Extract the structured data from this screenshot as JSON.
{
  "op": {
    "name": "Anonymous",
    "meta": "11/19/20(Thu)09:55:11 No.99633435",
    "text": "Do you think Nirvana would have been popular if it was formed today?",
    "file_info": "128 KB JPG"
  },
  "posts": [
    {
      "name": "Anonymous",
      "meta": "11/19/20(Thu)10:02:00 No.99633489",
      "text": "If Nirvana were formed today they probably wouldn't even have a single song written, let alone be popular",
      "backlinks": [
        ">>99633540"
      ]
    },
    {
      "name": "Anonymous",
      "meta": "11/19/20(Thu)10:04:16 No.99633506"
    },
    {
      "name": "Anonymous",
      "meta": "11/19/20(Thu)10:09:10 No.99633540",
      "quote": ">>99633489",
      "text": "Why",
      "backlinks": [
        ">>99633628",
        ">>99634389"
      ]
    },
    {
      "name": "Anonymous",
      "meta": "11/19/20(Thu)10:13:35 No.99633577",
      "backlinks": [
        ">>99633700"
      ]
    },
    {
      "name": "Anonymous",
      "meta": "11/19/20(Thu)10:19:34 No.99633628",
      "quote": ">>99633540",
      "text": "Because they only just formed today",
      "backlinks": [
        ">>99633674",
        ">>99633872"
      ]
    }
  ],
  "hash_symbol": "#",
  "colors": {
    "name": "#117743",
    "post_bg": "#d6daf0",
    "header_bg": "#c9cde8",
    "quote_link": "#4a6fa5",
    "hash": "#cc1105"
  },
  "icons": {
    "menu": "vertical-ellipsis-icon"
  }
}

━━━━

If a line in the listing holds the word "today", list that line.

    "text": "Do you think Nirvana would have been popular if it was formed today?",
      "text": "If Nirvana were formed today they probably wouldn't even have a single song written, let alone be popular",
      "text": "Because they only just formed today",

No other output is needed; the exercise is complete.